These changes coincide with the demographic trend that presents a huge opportunity in major-gift fundraising: the aging of millions of baby boomers, many of whom are loyal listeners and donors to public radio, and the estate planning that occurs as they approach retirement.
“We know the audience has the wealth indicators,” said Mikel Elcessor, g.m. of Detroit’s WDET and a DEI Board member. “What we need to do now is invest in and behave in a manner that is consistent” with the size of the opportunity.
Fundraising consultant Helen Kennedy proposed that public stations set a specific goal for expanding their major-donor programs. After looking over the Target Analysis fundraising reports of her clients, she said that major-donor programs provide no more than .6 percent of the contributors in public stations’ donor files. “I certainly think that many of these stations could aspire to a goal of 1 percent of the total membership in the major-donor category,” she said.
Others see a big upside potential in strengthening stations’ basic and mid-level membership efforts. Many stations have established sustaining membership programs over the last few years. But fundraising consultants Barbara Appleby and Valerie Arganbright, who built a successful program for Minnesota Public Radio, are now recommending that stations restructure and refine their programs to make recruitment and retention of sustainers their top priority. (See their commentary in Current, July 9, page 13.)

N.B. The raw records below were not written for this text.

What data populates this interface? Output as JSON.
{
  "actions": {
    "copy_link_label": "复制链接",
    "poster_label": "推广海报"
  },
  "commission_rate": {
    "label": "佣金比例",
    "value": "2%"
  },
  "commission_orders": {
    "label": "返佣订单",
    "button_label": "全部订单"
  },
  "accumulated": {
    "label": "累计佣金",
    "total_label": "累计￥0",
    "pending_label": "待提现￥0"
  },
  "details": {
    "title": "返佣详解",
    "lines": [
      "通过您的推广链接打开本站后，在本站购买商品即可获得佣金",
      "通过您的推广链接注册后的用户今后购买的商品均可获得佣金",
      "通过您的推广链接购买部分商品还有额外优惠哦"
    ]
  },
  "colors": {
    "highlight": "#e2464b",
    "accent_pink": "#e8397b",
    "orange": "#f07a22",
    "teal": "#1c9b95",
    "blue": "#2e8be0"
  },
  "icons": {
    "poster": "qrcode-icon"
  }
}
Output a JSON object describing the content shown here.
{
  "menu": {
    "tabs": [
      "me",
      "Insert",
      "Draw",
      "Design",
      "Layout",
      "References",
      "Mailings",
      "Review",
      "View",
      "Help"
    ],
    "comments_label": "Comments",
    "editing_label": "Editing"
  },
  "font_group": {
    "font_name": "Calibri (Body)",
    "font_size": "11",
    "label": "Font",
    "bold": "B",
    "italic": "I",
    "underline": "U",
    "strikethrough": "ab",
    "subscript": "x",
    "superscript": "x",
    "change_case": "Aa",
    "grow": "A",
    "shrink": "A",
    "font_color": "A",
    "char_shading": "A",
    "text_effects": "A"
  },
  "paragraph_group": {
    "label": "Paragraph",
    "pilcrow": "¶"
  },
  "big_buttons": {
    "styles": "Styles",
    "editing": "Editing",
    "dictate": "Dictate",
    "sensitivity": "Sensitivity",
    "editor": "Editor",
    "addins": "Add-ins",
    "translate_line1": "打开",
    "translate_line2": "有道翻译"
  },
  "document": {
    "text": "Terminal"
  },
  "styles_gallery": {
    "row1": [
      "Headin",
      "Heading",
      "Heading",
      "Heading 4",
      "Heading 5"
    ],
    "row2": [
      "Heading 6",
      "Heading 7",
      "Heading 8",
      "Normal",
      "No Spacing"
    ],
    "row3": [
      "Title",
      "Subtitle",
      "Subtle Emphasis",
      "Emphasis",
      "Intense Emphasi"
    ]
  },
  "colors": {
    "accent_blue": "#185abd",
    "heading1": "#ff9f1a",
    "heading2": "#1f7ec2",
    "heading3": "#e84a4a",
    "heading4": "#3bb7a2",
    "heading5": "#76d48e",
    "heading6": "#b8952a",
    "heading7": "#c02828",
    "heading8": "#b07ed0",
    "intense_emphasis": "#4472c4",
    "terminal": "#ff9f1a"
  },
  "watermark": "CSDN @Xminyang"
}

Though the figures give cause for optimism for both major gifts and membership expansion, some fundraisers are also concerned about the high cost of membership fundraising, especially in TV, where premium-driven pledge drives have become the norm.
The most perplexing revenue area highlighted by the survey is the seemingly unlimited but elusive opportunity of digital media. Stations continue to see digital as a high-expense, low-return service, at least for now.
This has not stopped many of the most ambitious stations from making large and expensive online investments, but many question both the strategy and the tactics. One prominent consultant, who asked to be anonymous, chuckled as he described digital as “the new opera.” Station leaders feel that they should be investing in digital, just as some once felt they should broadcast more opera, but they’re not sure what they, or their audiences, would get from it.
But a third of survey participants are persuaded that digital services have great importance and potential. A full 33 percent of the professionals we contacted said developing digital-media revenue was one of their top two revenue priorities.
Recession is just the latest thing to go worse for public TV than for public radio. Fuerst’s review of system finances for the years 1995 to 2010 shows that public TV’s revenues fell $291 million while pubradio’s rose two-thirds to $355 million.
Copyright 2012 American University